To accommodate foreign students who are barred from entering the FDA labs, UMD provides a space within its recreation park where staff from the federal agency can train international attendees. As innovation district trends point to the increased involvement of federal agencies in the research park concept, students who enroll in the applicable programs continue to gain valuable exposure and hands-on experience with the functions of government.
Lab-Initiated Innovation Districts
The concept has also started to work both ways, as the lab branches of federal agencies have also initiated innovation districts. This way, agencies can access pools of upstart talent in the applicable majors of study or, alternately, the fledgling talent of emerging companies that cater to relevant markets.
One of the prime examples in this regard is the efforts of the Sandia National Laboratory, which set up a research park in partnership with the National Academy of Sciences. Together, the two entities sought to create an institute that would bridge some of the gaps between the research and business arms of the technological sector.
The result, established in 1998, is the Sandia Science and Technology Park (SS&TP) — a sprawling establishment in the high desert of Albuquerque, New Mexico, that houses companies, research teams and engineers.
From its inception, the SS&TP has operated with the goal to advance the mission of the lab by allowing it to partner directly with the science and technology industries. SS&TP has garnered numerous awards since it opened, such as the Outstanding State and Local Economic Development honor from the Federal Laboratory Consortium.
One of the more notable successes spawned from SS&TP is "Stingray," an explosion-detection technology that the research park licensed to New Jersey-based photovoltaic cell developers EMCORE. Advances such as these have been a testament to the benefits of innovation districts, where combined ideas and talents at the upstart and advanced levels have led to technologies that make the world a safer place.
Recently, some of SS&TP's facilities — including the Computer Science Research Institute and the Center for Integrated Nanotechnologies — have moved to other locations, and this has broadened the range of people who have used the labs. The park has also moved in the direction of serving as an incubator space. While this wasn't part of SS&TP's original plans, due to UMD already having an incubator, the park has a lot more space than the university.
Various other national laboratories have also started innovation districts, including Research Park at NASA Ames and the Livermore Valley Open Campus, which were set up, respectively, by NASA and the Lawrence Livermore National Laboratory.
One of the most unorthodox innovation districts is the Joint Institute for Laboratory Astrophysics (JILA), which was set up by the University of Colorado at Boulder in partnership with the National Institute of Standards and Technology (NIST). The vision behind JILA is to share expertise between students and industry in a common setting. The lab's workforce are not JILA employees, but a combination of workers from the university and NIST. The university owns JILA, and NIST rents out space.

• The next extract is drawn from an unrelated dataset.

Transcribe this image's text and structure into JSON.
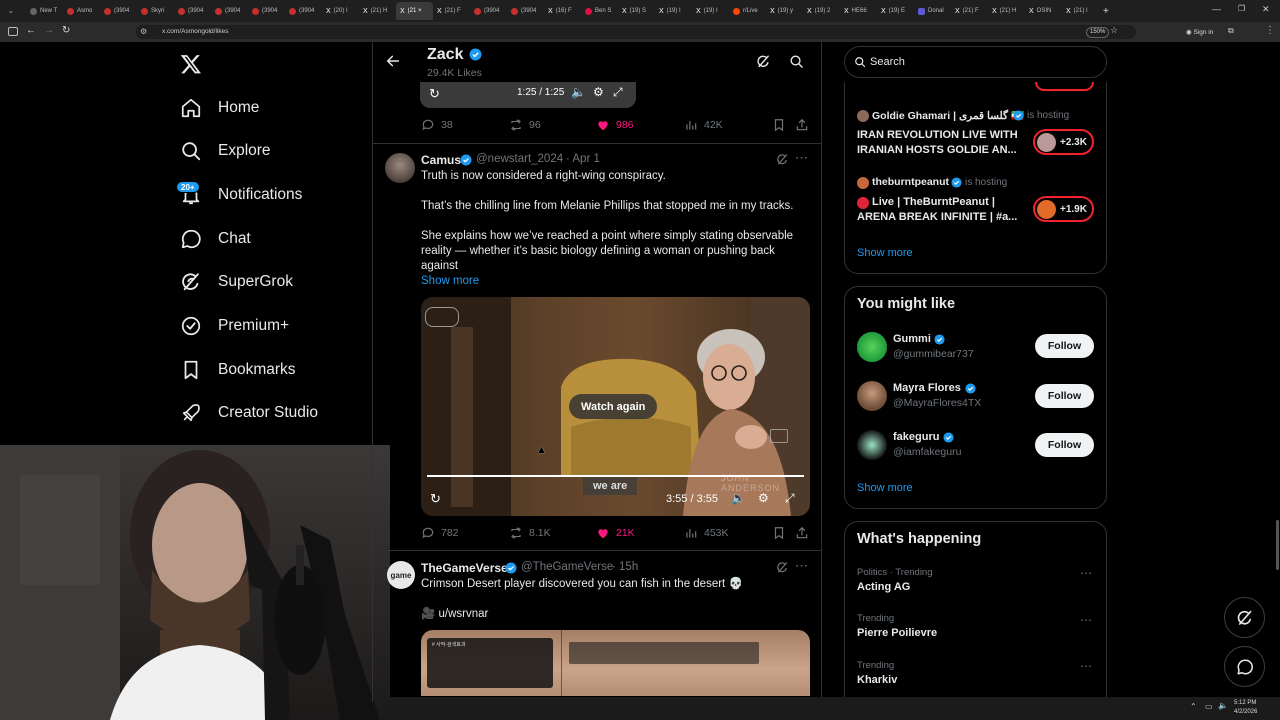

Businesses Benefit from Innovation Districts
Companies can find valuable new talent among the students who attend labs at innovation districts. Each year, gifted incoming students are devising innovative strategies with vast potential to reshape the course of the science, tech and business sectors.
At the Hershey Center for Applied Research (HCAR), office spaces, lab facilities and support services are available to companies in the tech and life sciences industries. To learn more, contact HCAR today.